**WHAT TO WORK ON:** What is the number of lines in the entries that contain the word "Manager"? Answer with that figure alone.

Element data from apps and pages
= Beginning of Section =

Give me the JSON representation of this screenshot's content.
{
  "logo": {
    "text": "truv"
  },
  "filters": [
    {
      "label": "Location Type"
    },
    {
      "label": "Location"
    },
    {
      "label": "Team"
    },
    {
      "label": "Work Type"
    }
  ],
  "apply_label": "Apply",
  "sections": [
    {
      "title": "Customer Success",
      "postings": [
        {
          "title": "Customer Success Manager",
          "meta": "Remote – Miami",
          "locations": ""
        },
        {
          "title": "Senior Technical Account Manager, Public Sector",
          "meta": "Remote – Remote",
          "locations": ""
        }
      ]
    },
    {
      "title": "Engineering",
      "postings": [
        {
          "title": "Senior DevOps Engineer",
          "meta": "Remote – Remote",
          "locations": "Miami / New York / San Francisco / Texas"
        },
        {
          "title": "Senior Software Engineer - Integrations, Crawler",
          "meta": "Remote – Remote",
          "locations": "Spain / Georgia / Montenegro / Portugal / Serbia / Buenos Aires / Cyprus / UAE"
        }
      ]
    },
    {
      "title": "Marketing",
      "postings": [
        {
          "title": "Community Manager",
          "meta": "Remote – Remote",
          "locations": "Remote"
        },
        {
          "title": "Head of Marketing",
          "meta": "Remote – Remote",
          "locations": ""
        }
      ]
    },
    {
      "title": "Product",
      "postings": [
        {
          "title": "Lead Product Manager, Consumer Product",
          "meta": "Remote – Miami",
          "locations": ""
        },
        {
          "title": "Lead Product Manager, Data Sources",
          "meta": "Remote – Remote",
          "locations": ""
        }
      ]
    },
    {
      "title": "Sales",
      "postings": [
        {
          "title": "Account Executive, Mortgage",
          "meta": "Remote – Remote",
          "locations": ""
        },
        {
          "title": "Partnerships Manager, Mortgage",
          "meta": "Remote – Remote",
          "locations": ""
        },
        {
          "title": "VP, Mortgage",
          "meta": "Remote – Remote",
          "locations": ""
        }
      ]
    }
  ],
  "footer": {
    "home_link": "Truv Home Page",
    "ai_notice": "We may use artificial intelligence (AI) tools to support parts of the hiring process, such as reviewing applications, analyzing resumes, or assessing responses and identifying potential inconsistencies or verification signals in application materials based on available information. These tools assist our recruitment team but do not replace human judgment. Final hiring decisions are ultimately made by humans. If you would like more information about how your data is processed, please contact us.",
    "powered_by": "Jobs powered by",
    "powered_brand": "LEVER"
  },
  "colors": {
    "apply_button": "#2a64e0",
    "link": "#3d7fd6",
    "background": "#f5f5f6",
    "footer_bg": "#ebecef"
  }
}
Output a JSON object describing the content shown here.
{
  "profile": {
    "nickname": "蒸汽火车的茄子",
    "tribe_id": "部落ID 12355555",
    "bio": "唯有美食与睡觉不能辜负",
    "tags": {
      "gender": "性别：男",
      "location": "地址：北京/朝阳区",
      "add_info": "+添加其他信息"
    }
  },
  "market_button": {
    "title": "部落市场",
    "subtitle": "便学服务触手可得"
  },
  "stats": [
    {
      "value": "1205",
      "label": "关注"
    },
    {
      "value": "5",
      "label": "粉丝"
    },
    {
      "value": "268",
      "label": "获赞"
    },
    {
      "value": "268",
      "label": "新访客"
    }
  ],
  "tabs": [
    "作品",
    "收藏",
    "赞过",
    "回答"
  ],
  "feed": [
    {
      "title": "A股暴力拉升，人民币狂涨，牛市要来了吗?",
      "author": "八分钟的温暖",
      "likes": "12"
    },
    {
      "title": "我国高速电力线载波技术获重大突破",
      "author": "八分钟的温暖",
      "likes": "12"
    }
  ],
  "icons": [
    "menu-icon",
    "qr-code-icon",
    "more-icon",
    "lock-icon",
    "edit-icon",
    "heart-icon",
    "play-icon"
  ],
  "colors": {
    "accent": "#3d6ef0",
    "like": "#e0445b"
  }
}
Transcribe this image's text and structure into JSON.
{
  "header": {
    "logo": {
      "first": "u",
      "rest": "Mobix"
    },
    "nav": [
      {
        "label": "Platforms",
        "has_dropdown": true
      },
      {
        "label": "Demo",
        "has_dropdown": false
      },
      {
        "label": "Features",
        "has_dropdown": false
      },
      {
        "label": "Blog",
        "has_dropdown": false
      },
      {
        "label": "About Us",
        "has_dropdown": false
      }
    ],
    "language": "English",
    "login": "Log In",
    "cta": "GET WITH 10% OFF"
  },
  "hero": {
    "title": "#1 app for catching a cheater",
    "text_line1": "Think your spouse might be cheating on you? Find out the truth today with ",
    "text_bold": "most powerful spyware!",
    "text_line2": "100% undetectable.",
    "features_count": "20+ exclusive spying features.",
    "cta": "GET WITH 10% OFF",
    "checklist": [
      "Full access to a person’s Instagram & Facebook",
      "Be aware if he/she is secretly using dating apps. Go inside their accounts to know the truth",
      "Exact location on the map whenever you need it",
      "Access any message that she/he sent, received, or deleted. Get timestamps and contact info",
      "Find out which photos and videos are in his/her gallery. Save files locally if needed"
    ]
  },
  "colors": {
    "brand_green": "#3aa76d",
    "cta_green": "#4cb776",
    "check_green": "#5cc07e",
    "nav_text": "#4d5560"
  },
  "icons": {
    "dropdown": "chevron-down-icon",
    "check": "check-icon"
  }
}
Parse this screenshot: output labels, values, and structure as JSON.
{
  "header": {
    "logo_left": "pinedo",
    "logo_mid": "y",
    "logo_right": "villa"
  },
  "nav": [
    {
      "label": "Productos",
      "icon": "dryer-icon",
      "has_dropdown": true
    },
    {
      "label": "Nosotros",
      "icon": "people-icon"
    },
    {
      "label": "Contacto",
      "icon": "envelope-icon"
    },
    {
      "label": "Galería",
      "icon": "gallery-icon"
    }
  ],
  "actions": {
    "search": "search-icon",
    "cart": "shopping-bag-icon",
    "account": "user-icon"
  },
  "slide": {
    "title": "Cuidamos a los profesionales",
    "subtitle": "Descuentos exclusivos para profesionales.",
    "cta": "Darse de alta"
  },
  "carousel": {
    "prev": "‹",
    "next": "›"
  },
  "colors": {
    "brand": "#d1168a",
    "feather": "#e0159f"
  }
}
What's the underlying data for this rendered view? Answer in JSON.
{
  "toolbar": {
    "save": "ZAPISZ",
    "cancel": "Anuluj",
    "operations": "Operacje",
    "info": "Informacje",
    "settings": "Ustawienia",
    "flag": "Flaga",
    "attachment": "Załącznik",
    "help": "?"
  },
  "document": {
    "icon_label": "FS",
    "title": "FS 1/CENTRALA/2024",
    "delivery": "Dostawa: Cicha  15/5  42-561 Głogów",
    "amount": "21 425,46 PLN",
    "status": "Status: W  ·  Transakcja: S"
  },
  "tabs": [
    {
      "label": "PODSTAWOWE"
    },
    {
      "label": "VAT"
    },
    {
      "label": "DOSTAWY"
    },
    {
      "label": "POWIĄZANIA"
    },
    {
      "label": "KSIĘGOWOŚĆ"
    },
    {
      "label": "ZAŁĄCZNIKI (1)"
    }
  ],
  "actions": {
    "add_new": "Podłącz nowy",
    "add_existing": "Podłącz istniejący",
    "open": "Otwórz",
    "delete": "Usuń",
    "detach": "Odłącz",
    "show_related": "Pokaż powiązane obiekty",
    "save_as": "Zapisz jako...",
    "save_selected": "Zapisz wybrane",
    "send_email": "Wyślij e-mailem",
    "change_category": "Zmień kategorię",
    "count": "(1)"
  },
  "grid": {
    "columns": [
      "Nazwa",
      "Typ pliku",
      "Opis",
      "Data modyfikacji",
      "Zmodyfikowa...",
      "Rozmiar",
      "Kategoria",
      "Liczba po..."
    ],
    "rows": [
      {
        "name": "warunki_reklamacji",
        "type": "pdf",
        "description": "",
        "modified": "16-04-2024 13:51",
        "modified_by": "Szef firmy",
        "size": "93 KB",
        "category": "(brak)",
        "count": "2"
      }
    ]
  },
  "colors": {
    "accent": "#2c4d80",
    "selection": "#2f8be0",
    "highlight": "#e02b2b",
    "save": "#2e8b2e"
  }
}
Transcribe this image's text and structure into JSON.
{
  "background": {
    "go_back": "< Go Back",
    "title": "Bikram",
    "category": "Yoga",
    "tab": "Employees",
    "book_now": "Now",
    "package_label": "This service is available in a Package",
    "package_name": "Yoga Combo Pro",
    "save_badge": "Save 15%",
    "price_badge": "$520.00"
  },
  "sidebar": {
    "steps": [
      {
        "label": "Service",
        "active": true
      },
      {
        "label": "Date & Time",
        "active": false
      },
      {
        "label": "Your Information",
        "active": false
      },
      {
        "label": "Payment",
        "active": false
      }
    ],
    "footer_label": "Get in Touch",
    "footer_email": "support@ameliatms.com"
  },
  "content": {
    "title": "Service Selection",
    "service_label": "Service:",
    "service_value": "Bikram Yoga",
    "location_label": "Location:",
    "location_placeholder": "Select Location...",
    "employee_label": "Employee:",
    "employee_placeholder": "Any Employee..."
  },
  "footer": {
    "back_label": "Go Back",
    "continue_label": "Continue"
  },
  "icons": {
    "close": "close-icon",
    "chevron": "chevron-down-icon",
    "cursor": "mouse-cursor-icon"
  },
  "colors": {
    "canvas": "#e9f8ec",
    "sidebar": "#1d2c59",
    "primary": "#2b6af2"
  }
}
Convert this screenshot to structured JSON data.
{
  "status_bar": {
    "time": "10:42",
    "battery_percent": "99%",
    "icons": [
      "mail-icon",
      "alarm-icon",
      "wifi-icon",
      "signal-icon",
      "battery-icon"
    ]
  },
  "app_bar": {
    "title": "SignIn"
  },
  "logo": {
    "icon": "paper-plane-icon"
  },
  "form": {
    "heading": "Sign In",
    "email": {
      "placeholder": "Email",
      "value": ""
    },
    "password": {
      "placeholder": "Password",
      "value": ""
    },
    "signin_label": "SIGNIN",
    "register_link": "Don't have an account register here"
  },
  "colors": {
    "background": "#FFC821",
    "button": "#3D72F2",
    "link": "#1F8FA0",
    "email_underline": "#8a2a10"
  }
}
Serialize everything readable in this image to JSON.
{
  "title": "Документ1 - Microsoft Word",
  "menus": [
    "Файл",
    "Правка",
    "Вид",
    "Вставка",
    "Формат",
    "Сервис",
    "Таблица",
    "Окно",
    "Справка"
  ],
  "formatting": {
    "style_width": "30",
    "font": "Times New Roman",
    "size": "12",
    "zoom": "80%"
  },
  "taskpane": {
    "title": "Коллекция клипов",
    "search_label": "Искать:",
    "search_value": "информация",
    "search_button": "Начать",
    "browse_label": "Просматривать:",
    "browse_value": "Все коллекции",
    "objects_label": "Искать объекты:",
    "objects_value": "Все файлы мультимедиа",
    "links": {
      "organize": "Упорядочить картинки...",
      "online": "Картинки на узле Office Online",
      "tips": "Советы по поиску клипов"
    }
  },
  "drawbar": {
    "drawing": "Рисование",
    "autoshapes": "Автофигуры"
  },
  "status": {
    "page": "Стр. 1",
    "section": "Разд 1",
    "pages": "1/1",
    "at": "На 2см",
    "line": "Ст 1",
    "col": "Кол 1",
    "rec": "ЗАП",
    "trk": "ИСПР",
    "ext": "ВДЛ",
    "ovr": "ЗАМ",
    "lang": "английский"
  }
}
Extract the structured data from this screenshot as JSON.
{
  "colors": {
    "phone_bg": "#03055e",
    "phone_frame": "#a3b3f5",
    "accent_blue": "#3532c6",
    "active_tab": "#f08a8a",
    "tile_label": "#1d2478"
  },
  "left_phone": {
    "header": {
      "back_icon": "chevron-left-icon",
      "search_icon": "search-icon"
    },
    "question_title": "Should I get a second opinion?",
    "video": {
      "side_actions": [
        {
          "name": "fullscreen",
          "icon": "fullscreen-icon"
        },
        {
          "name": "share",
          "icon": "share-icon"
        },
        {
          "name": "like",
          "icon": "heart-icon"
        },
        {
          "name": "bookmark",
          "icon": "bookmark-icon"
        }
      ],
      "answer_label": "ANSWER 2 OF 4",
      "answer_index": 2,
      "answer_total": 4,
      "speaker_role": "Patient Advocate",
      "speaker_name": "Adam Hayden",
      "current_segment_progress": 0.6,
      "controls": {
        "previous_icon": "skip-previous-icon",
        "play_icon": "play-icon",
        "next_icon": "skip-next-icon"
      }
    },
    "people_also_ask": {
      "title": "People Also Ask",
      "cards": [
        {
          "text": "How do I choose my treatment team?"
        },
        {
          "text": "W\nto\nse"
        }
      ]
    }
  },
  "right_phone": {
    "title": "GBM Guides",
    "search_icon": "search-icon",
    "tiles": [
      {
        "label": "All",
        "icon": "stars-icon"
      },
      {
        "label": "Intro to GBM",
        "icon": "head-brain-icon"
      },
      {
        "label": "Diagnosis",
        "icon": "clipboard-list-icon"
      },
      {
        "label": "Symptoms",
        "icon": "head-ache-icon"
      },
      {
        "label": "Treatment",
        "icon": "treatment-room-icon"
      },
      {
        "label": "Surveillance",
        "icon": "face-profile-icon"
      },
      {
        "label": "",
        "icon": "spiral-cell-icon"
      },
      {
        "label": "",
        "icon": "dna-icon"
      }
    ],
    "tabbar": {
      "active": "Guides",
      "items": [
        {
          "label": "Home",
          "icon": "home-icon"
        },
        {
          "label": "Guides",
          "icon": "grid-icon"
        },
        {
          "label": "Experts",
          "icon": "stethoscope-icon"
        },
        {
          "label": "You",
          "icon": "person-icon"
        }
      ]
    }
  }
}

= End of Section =

**SOLUTION TO THE PROBLEM:** 6